2018 is beginning to look as though it is the year Wall Street is recognizing the value of sustainable investing, but Amy Domini insists we must still use finance to help save people and the planet.

Act Now for Sustainability! Should Companies Be Activists?

Just what are the expectations, limitations and challenges that companies should consider when embracing activism?

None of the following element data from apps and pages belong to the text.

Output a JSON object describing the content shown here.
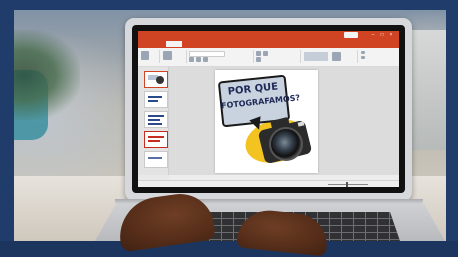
{
  "photo": {
    "subject": "laptop-with-presentation",
    "colors": {
      "frame": "#203c6b",
      "titlebar": "#d04423",
      "speech_bubble": "#c9d3e0",
      "highlight_blob": "#f2c321",
      "bubble_text": "#202a57"
    }
  },
  "app": {
    "title": "",
    "tabs": [
      "",
      "",
      "",
      "",
      "",
      "",
      "",
      ""
    ],
    "active_tab_index": 1,
    "window_controls": [
      "–",
      "□",
      "×"
    ]
  },
  "slide": {
    "heading_line1": "POR QUE",
    "heading_line2": "FOTOGRAFAMOS?"
  },
  "notes": {
    "placeholder": ""
  },
  "thumbnails": [
    {
      "num": "1",
      "selected": true
    },
    {
      "num": "2",
      "selected": false
    },
    {
      "num": "3",
      "selected": false
    },
    {
      "num": "4",
      "selected": false
    },
    {
      "num": "5",
      "selected": false
    }
  ]
}
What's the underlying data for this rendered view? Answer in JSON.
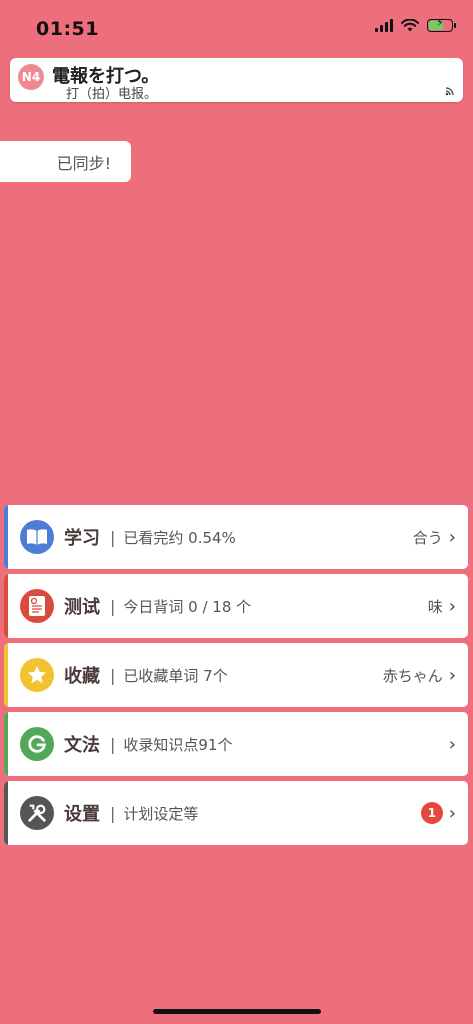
{
  "status_bar": {
    "time": "01:51"
  },
  "banner": {
    "level_badge": "N4",
    "title": "電報を打つ。",
    "subtitle": "打（拍）电报。"
  },
  "toast": {
    "text": "已同步!"
  },
  "menu": {
    "items": [
      {
        "title": "学习",
        "desc": "已看完约 0.54%",
        "right": "合う",
        "accent": "#4e7dd6",
        "icon_color": "#4e7dd6",
        "icon": "book-icon"
      },
      {
        "title": "测试",
        "desc": "今日背词 0 / 18 个",
        "right": "味",
        "accent": "#d94b3b",
        "icon_color": "#d94b3b",
        "icon": "test-sheet-icon"
      },
      {
        "title": "收藏",
        "desc": "已收藏单词 7个",
        "right": "赤ちゃん",
        "accent": "#f2c230",
        "icon_color": "#f2c230",
        "icon": "star-icon"
      },
      {
        "title": "文法",
        "desc": "收录知识点91个",
        "right": "",
        "accent": "#54a65a",
        "icon_color": "#54a65a",
        "icon": "grammar-g-icon"
      },
      {
        "title": "设置",
        "desc": "计划设定等",
        "right": "",
        "badge": "1",
        "accent": "#555555",
        "icon_color": "#555555",
        "icon": "tools-icon"
      }
    ]
  }
}
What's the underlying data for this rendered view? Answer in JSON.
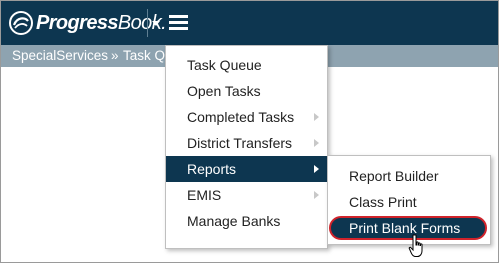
{
  "app": {
    "logo_text_bold": "Progress",
    "logo_text_light": "Book."
  },
  "icons": {
    "logo": "progressbook-logo-icon",
    "dropdown": "caret-down-icon",
    "menu": "hamburger-menu-icon",
    "submenu_arrow": "chevron-right-icon",
    "cursor": "hand-pointer-icon"
  },
  "colors": {
    "topbar": "#0d3650",
    "breadcrumb_bar": "#8ea3b0",
    "active_menu": "#0d3650",
    "highlight_ring": "#d0232b"
  },
  "breadcrumb": {
    "item1": "SpecialServices",
    "separator": "»",
    "item2": "Task Q"
  },
  "menu": {
    "items": [
      {
        "label": "Task Queue"
      },
      {
        "label": "Open Tasks"
      },
      {
        "label": "Completed Tasks"
      },
      {
        "label": "District Transfers"
      },
      {
        "label": "Reports"
      },
      {
        "label": "EMIS"
      },
      {
        "label": "Manage Banks"
      }
    ]
  },
  "submenu": {
    "items": [
      {
        "label": "Report Builder"
      },
      {
        "label": "Class Print"
      },
      {
        "label": "Print Blank Forms"
      }
    ]
  }
}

And how can we distinguish between companies making social change and others simply executing a public relations exercise?

Unilever Crowdsourcing Alternatives to Plastic Packaging

Unilever recently announced that it will invest over $100,000 in order to crowdsource a new plastic-free, single-use laundry tablet as an alternative to its popular plastic sachets the company sells across the developing world.

Recap: #GenerationForChange Twitter Chat with Mars

Recently, Mars and four leading NGOs came together on #GenerationForChange on Twitter during COP24 to discuss how the private sector can lead on climate action, align with the SDGs and ensure a more sustainable supply chain worldwide.

Consumers Like Brands That Take Stands

Data on brands taking stands is becoming increasingly clear: More consumers worldwide prefer buying from brands that draw a line in the sand on issues they care about.

Helping Companies Finance a Clean Energy Future

NRG Energy’s VP of sustainable solutions discusses how the company’s Renewable Select program simplifies the renewables procurement process, and makes it easier for companies to choose clean energy.

COP24: A Chance For Companies to Act on Climate

Despite catastrophic events from wildfires in Californias to hurricanes in the southeastern U.S., nearly 40 percent of Fortune 100 companies still have not set a single climate target.